HURUNGWE — Thirty-year-old Chenai Murimbika of Dunzvambeva village under Chief Kazangarare, 60km north of Karoi, looks older than her age.
BY NHAU MANGIRAZI
She has endured untold suffering, marked by stigmatisation coupled with food shortages haunting her family as they have been living from hand to mouth within the rural community here.
To complicate her status, she is HIV positive and blind, conditions that negatively affect her relatives and neighbours. This is a tall order for several women suffering in silence not only in Zimbabwe, but across the world.
Accessing anti-retroviral (ART) drugs is a challenge for many people living with disabilities around rural communities in the country, according to Barbra Nyangairi, executive director of Deaf Trust Zimbabwe (DTZ).
She said basic health care was a “challenge for the disabled community”.
“The deaf do not have sign language interpreters at health centres. Sexual and reproductive health is private, yet many do not have accurate information of what is being said during counselling and testing,” Nyangairi said.
She said it was important to create systems that allowed universal access to healthcare information by persons with disabilities.
“Importantly, most disabled people were not aware of the reproductive health rights, a factor that puts them at risk of infection, confirming their exclusion from the reproductive health programmes,” Rusike said.
However, Nyangairi said instructions for use of condoms have never been distributed in braille for people with visual impairments.
“No attempts have been made to advertise condoms in sign language for those with hearing difficulties. There is a popular belief that people with disabilities have no sex lives and, therefore, are not at risk of contracting HIV.
People with disabilities are sexually active. Some men fear to be stigmatised that they have affairs with disabled women so they tend to have sexual affairs in private and dump the women,” she said.
Nyangairi said in many cases, disabled people had no access to sufficient sex education to protect themselves.
“It is a lifetime challenge until government and other stakeholders take a lead to rectify,” she said.
“We are working closely for advocacy on HIV matters on the disabled so that they are given basic rights on health matters like everyone else.”
Rusike said there was need to move forward in different communities so that the disabled were assisted.
“This is a national cause that needs everyone to give a hand and help those living with disabilities, as the impact of HIV and Aids is a major concern,” he said.
Community Working Group on Health executive director Itai Rusike noted that disabled women often struggled to make ends meet.
“Socially, you find able-bodied men taking advantage of disabled women. Some women resort to using their bodies for transactional sex and this increases their risk of HIV infection. The government grant to help people with disabilities is very little,” he said.
Rusike explained that vulnerability of the disabled to HIV infection was worsened by poverty among women acting as breadwinners.
“People with disabilities are among the most marginalised members of the community and every major risk factor linked to infection is also present in the disabled populations, as some are illiterate and unemployed,” he said.
Nyangairi said they had lost a number of deaf persons to HIV-related illnesses.
“Some break their tablet (anti-retroviral pill) into two to delay the time of going back, while others default when they feel better.

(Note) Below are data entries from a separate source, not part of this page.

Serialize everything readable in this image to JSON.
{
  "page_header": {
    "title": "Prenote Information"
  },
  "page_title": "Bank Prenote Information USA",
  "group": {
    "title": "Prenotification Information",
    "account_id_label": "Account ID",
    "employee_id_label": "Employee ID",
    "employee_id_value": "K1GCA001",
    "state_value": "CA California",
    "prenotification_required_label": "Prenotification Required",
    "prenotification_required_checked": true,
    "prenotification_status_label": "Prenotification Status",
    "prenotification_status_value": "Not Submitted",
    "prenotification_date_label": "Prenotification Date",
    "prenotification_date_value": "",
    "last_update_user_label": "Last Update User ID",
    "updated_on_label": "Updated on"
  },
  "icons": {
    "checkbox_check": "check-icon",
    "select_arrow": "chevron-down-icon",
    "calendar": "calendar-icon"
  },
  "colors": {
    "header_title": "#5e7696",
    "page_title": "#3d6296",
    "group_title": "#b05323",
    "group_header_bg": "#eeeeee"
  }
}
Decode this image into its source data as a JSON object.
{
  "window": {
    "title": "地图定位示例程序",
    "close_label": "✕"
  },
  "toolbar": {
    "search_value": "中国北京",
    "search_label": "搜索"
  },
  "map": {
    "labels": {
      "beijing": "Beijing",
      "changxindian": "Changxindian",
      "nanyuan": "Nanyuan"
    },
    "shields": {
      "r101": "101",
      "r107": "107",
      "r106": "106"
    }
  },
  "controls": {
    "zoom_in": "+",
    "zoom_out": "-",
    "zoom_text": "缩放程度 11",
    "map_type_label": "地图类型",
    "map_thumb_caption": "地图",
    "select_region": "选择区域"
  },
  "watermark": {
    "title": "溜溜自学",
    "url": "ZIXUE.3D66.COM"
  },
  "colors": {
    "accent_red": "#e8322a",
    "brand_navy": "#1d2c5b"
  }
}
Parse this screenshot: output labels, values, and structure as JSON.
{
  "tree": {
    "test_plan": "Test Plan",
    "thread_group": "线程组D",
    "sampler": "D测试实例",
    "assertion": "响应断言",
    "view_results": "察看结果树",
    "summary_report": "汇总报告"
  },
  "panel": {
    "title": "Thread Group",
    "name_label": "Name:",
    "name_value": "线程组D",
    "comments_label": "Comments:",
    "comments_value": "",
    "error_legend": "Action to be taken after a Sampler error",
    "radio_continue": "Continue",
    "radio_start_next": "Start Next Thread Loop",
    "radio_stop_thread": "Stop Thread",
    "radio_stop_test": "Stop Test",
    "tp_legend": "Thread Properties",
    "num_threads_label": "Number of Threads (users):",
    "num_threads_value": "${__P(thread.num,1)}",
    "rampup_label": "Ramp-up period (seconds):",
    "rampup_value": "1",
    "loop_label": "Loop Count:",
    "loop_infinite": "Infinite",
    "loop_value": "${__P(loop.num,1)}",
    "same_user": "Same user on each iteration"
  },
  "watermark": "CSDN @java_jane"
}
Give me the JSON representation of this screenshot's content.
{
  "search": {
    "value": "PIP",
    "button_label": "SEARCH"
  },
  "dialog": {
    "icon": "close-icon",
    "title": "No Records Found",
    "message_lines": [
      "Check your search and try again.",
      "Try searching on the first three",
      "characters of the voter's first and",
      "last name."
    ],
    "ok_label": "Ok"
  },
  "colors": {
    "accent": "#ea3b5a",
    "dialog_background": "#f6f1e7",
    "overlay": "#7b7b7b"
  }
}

No one explained that they need the medicine for a lifetime during counselling, testing and treatment. Communication barriers are a major cause of misunderstanding,” she said.
“Service providers continue to exhibit a negative attitude towards persons with disabilities when they seek treatment, especially sexual and reproductive health services.”
Nyangairi clarified that HIV and Aids remained problematic when persons with disabilities were treated as children.
“Access to information remains a challenge because of negative attitudes,” she said.
Nyangairi said several women were victims of sexual harassment and that included the disabled.
“Deaf girls and women suffer in silence because perpetrators get away with it,” she said. “This is due to language barriers and the fact that statistics are not available as a significant number of cases fail through due to lack of evidence. Furthermore, reports are done late and without credible evidence.”
Hurungwe-based chairperson of Seka Urema Wafa, Makisi Kofi, blamed government officials who sideline their membership during food aid distribution for the vulnerable.
“Some social welfare officers are not concerned about the disabled who are facing acute food shortages. They suffer in silence,” he said.
A welfare officer, who declined to be named for professional reasons, confirmed that there had been challenges around food aid distribution.
“We have received complaints of biased food distribution where politicians have hijacked the programme though we are against it. At times we have educated politicians, but our calls fall on deaf ears,” he said.
National Aids Council (Nac) communications manager Madeline Dube said food issues were vital in HIV management, but added that these did not fall under Nac’s mandate. “The government works with several stakeholders in that regard. As Nac, we are coordinating access of ART to everyone who is infected as a primary role,” Dube said.
A Hurungwe-based nurse involved with HIV and Aids programmes added that those infected and living with disability were getting a raw deal.
“Those infected by HIV and Aids need a well-balanced diet, which they find difficult to access,” said the nurse.
For Murimbika and several women suffering in silence, the impact of HIV and Aids among those living with disabilities remains a sad reality and part of life in Hurungwe